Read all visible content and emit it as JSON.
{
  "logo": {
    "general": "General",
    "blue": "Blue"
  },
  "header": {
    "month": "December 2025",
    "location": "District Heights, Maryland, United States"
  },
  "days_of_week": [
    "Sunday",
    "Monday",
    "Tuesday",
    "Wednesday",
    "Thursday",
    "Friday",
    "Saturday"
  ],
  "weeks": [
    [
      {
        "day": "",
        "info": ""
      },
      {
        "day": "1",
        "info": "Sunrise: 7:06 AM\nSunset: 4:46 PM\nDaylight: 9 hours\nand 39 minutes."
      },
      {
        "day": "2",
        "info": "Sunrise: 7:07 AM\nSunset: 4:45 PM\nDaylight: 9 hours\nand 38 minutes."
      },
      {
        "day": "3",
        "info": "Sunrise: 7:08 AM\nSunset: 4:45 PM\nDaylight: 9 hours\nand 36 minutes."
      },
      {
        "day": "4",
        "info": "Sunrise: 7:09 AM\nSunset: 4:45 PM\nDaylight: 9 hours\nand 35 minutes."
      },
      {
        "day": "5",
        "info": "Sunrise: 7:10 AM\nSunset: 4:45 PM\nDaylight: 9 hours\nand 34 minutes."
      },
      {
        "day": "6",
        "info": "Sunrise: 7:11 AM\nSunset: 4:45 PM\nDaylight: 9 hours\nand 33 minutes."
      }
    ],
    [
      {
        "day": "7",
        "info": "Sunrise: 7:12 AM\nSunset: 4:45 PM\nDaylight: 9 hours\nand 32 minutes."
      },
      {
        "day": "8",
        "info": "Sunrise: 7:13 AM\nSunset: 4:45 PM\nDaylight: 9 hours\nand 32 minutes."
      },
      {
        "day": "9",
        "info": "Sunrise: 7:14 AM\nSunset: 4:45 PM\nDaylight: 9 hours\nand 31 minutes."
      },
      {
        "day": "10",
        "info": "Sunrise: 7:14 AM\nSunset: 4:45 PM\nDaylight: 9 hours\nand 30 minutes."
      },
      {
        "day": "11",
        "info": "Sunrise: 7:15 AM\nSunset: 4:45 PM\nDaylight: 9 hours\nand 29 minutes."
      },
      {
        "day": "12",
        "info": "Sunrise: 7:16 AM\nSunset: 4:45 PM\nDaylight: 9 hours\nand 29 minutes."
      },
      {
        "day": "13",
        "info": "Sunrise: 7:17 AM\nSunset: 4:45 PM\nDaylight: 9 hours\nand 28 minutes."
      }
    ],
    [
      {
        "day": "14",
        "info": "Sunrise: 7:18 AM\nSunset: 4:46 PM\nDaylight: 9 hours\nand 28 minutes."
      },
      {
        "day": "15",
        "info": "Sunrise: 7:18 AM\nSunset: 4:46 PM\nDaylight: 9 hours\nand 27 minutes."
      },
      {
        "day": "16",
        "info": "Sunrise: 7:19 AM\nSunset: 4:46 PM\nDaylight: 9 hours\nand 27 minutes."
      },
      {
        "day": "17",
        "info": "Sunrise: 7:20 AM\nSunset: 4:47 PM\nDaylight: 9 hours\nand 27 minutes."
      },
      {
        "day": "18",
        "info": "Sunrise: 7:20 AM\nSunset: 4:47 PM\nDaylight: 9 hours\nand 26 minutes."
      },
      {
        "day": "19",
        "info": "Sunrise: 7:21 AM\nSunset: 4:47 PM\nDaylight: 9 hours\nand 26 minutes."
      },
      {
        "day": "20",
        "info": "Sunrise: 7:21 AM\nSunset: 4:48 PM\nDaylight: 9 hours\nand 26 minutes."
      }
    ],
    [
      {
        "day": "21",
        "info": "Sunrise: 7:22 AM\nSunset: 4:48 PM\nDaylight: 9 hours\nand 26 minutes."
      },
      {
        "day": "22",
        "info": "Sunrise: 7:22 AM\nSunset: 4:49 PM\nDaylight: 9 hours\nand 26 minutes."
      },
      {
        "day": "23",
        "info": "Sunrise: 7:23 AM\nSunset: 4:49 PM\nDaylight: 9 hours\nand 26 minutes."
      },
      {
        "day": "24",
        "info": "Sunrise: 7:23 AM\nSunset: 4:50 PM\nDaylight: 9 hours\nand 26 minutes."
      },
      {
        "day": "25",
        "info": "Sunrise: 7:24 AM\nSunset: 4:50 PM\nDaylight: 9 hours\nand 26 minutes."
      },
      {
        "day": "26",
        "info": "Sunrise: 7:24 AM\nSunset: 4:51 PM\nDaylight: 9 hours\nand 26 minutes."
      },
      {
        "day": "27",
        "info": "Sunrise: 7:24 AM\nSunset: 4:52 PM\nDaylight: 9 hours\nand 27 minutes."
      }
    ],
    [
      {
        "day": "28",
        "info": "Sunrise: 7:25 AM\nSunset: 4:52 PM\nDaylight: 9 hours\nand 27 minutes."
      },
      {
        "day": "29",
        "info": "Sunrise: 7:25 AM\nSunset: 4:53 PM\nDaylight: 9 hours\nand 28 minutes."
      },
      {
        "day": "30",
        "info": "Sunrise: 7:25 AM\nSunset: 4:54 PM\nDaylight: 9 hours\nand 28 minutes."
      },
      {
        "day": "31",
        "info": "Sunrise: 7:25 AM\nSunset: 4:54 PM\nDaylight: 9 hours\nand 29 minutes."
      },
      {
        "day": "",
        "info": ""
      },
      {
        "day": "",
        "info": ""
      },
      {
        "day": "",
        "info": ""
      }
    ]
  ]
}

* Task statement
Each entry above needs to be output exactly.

* Output for this exercise
Read all visible content and emit it as JSON.
{
  "logo": {
    "general": "General",
    "blue": "Blue"
  },
  "header": {
    "month": "December 2025",
    "location": "District Heights, Maryland, United States"
  },
  "days_of_week": [
    "Sunday",
    "Monday",
    "Tuesday",
    "Wednesday",
    "Thursday",
    "Friday",
    "Saturday"
  ],
  "weeks": [
    [
      {
        "day": "",
        "info": ""
      },
      {
        "day": "1",
        "info": "Sunrise: 7:06 AM\nSunset: 4:46 PM\nDaylight: 9 hours\nand 39 minutes."
      },
      {
        "day": "2",
        "info": "Sunrise: 7:07 AM\nSunset: 4:45 PM\nDaylight: 9 hours\nand 38 minutes."
      },
      {
        "day": "3",
        "info": "Sunrise: 7:08 AM\nSunset: 4:45 PM\nDaylight: 9 hours\nand 36 minutes."
      },
      {
        "day": "4",
        "info": "Sunrise: 7:09 AM\nSunset: 4:45 PM\nDaylight: 9 hours\nand 35 minutes."
      },
      {
        "day": "5",
        "info": "Sunrise: 7:10 AM\nSunset: 4:45 PM\nDaylight: 9 hours\nand 34 minutes."
      },
      {
        "day": "6",
        "info": "Sunrise: 7:11 AM\nSunset: 4:45 PM\nDaylight: 9 hours\nand 33 minutes."
      }
    ],
    [
      {
        "day": "7",
        "info": "Sunrise: 7:12 AM\nSunset: 4:45 PM\nDaylight: 9 hours\nand 32 minutes."
      },
      {
        "day": "8",
        "info": "Sunrise: 7:13 AM\nSunset: 4:45 PM\nDaylight: 9 hours\nand 32 minutes."
      },
      {
        "day": "9",
        "info": "Sunrise: 7:14 AM\nSunset: 4:45 PM\nDaylight: 9 hours\nand 31 minutes."
      },
      {
        "day": "10",
        "info": "Sunrise: 7:14 AM\nSunset: 4:45 PM\nDaylight: 9 hours\nand 30 minutes."
      },
      {
        "day": "11",
        "info": "Sunrise: 7:15 AM\nSunset: 4:45 PM\nDaylight: 9 hours\nand 29 minutes."
      },
      {
        "day": "12",
        "info": "Sunrise: 7:16 AM\nSunset: 4:45 PM\nDaylight: 9 hours\nand 29 minutes."
      },
      {
        "day": "13",
        "info": "Sunrise: 7:17 AM\nSunset: 4:45 PM\nDaylight: 9 hours\nand 28 minutes."
      }
    ],
    [
      {
        "day": "14",
        "info": "Sunrise: 7:18 AM\nSunset: 4:46 PM\nDaylight: 9 hours\nand 28 minutes."
      },
      {
        "day": "15",
        "info": "Sunrise: 7:18 AM\nSunset: 4:46 PM\nDaylight: 9 hours\nand 27 minutes."
      },
      {
        "day": "16",
        "info": "Sunrise: 7:19 AM\nSunset: 4:46 PM\nDaylight: 9 hours\nand 27 minutes."
      },
      {
        "day": "17",
        "info": "Sunrise: 7:20 AM\nSunset: 4:47 PM\nDaylight: 9 hours\nand 27 minutes."
      },
      {
        "day": "18",
        "info": "Sunrise: 7:20 AM\nSunset: 4:47 PM\nDaylight: 9 hours\nand 26 minutes."
      },
      {
        "day": "19",
        "info": "Sunrise: 7:21 AM\nSunset: 4:47 PM\nDaylight: 9 hours\nand 26 minutes."
      },
      {
        "day": "20",
        "info": "Sunrise: 7:21 AM\nSunset: 4:48 PM\nDaylight: 9 hours\nand 26 minutes."
      }
    ],
    [
      {
        "day": "21",
        "info": "Sunrise: 7:22 AM\nSunset: 4:48 PM\nDaylight: 9 hours\nand 26 minutes."
      },
      {
        "day": "22",
        "info": "Sunrise: 7:22 AM\nSunset: 4:49 PM\nDaylight: 9 hours\nand 26 minutes."
      },
      {
        "day": "23",
        "info": "Sunrise: 7:23 AM\nSunset: 4:49 PM\nDaylight: 9 hours\nand 26 minutes."
      },
      {
        "day": "24",
        "info": "Sunrise: 7:23 AM\nSunset: 4:50 PM\nDaylight: 9 hours\nand 26 minutes."
      },
      {
        "day": "25",
        "info": "Sunrise: 7:24 AM\nSunset: 4:50 PM\nDaylight: 9 hours\nand 26 minutes."
      },
      {
        "day": "26",
        "info": "Sunrise: 7:24 AM\nSunset: 4:51 PM\nDaylight: 9 hours\nand 26 minutes."
      },
      {
        "day": "27",
        "info": "Sunrise: 7:24 AM\nSunset: 4:52 PM\nDaylight: 9 hours\nand 27 minutes."
      }
    ],
    [
      {
        "day": "28",
        "info": "Sunrise: 7:25 AM\nSunset: 4:52 PM\nDaylight: 9 hours\nand 27 minutes."
      },
      {
        "day": "29",
        "info": "Sunrise: 7:25 AM\nSunset: 4:53 PM\nDaylight: 9 hours\nand 28 minutes."
      },
      {
        "day": "30",
        "info": "Sunrise: 7:25 AM\nSunset: 4:54 PM\nDaylight: 9 hours\nand 28 minutes."
      },
      {
        "day": "31",
        "info": "Sunrise: 7:25 AM\nSunset: 4:54 PM\nDaylight: 9 hours\nand 29 minutes."
      },
      {
        "day": "",
        "info": ""
      },
      {
        "day": "",
        "info": ""
      },
      {
        "day": "",
        "info": ""
      }
    ]
  ]
}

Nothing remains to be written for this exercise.